Problem: Go line by line through the data and copy those with the word "встрече".

Website and app data records:
##############################

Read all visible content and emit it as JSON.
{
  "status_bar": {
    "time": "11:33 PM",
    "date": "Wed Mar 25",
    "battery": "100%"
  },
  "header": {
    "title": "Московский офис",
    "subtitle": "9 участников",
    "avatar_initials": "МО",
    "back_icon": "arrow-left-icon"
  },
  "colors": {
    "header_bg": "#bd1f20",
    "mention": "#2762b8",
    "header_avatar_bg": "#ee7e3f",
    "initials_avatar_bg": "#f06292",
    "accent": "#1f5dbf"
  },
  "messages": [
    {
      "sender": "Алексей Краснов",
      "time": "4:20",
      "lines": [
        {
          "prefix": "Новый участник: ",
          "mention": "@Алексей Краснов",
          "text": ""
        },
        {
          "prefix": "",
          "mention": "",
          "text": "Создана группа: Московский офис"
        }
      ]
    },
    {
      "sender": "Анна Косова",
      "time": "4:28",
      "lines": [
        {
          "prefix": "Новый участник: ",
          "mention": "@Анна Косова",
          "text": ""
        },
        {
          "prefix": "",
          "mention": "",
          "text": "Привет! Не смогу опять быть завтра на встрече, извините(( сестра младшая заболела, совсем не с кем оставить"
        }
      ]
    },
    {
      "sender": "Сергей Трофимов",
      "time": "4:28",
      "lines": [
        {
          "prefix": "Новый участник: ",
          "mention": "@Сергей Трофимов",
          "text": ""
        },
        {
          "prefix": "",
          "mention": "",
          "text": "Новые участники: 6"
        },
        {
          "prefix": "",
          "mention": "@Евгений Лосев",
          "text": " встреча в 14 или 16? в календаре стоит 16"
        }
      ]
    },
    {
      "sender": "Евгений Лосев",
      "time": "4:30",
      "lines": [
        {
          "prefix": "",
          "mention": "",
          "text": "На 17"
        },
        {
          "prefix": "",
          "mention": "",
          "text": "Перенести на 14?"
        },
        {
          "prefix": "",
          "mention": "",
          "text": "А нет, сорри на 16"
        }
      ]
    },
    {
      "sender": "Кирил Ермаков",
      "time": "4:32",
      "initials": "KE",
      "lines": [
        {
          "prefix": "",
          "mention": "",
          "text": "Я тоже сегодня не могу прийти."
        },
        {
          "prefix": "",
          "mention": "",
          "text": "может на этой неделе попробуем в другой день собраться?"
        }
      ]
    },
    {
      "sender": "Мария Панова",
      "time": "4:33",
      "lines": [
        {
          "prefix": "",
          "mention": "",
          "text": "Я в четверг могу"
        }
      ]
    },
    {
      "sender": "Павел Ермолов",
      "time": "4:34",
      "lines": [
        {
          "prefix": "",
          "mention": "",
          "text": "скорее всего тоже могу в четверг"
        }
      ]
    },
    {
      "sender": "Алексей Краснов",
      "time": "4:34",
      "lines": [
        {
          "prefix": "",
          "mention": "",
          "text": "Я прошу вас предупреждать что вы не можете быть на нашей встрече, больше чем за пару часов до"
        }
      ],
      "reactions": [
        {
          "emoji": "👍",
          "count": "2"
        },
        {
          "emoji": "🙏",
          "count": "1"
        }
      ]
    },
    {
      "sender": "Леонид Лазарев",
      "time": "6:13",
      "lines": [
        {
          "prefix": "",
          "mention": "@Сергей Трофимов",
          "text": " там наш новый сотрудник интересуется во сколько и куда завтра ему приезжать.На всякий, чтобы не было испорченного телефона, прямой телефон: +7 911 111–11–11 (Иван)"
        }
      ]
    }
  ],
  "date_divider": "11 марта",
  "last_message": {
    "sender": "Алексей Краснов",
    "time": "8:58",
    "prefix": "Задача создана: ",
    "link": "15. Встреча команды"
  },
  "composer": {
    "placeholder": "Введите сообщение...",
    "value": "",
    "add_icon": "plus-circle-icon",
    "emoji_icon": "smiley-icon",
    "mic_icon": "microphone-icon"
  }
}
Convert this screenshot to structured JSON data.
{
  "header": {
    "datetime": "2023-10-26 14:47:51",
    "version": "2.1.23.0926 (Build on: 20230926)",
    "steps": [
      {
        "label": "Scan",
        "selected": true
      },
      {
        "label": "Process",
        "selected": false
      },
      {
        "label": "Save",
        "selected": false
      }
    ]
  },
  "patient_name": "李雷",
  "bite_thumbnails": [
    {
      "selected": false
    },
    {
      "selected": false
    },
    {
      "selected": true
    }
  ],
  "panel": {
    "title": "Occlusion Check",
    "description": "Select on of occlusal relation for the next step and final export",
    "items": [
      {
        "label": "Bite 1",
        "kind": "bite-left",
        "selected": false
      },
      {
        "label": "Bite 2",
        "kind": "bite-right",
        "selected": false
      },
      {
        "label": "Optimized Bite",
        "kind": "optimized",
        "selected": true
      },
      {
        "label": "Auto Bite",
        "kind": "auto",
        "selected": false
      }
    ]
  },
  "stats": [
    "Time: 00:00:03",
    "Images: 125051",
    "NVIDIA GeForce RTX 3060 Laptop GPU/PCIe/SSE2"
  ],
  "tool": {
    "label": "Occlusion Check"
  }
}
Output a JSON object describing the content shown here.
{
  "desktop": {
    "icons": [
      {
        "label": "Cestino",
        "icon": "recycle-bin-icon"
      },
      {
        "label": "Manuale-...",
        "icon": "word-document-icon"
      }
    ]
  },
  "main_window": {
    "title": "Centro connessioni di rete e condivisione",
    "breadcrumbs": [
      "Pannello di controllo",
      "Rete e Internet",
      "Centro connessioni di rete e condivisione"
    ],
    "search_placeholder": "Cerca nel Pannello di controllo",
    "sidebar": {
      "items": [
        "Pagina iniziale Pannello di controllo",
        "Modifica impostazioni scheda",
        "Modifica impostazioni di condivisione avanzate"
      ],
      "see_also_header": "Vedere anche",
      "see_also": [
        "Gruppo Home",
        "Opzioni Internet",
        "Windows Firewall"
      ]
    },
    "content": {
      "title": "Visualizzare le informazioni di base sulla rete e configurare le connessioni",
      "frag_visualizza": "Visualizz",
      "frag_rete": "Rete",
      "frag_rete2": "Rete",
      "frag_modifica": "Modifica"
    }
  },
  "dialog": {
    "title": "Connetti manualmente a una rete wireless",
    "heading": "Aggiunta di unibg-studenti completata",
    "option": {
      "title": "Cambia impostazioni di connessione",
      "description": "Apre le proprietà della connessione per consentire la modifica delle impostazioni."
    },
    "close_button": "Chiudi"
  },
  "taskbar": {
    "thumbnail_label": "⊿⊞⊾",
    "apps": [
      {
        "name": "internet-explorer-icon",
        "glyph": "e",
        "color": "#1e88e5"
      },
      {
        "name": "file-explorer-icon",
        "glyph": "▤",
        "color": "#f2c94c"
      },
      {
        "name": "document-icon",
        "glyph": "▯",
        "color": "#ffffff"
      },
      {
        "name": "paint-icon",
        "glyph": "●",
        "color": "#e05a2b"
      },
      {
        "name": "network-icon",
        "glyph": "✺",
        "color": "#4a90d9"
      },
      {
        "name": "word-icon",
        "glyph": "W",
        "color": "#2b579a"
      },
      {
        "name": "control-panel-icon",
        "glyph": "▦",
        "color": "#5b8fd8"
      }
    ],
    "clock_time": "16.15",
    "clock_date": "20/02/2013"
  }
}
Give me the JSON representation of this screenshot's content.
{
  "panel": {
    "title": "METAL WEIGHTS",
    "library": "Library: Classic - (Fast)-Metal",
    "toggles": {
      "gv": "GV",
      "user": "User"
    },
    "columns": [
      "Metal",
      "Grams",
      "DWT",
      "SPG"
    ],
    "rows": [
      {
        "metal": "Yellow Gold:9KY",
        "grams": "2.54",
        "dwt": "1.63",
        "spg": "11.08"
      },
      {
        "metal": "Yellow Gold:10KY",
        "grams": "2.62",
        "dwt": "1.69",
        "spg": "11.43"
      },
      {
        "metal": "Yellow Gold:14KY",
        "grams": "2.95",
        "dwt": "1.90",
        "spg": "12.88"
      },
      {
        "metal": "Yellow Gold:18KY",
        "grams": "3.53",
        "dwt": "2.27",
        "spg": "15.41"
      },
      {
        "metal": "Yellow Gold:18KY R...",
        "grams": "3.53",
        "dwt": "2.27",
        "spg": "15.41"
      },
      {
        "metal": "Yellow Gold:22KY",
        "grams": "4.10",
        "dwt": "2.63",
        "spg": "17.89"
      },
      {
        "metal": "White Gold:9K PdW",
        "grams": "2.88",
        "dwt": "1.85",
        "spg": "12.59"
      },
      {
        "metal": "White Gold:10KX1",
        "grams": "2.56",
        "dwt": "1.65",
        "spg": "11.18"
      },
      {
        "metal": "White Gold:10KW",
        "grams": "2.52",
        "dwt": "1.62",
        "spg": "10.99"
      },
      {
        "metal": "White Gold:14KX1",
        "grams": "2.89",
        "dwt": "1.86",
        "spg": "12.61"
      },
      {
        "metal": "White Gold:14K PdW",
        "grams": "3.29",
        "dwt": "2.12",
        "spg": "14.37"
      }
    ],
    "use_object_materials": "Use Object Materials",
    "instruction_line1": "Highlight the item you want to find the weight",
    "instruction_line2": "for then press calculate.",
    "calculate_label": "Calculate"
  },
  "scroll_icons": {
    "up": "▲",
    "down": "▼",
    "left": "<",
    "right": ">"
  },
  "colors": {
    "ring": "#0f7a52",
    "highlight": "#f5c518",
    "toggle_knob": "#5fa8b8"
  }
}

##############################

Reply:
          "text": "Привет! Не смогу опять быть завтра на встрече, извините(( сестра младшая заболела, совсем не с кем оставить"
          "text": "Я прошу вас предупреждать что вы не можете быть на нашей встрече, больше чем за пару часов до"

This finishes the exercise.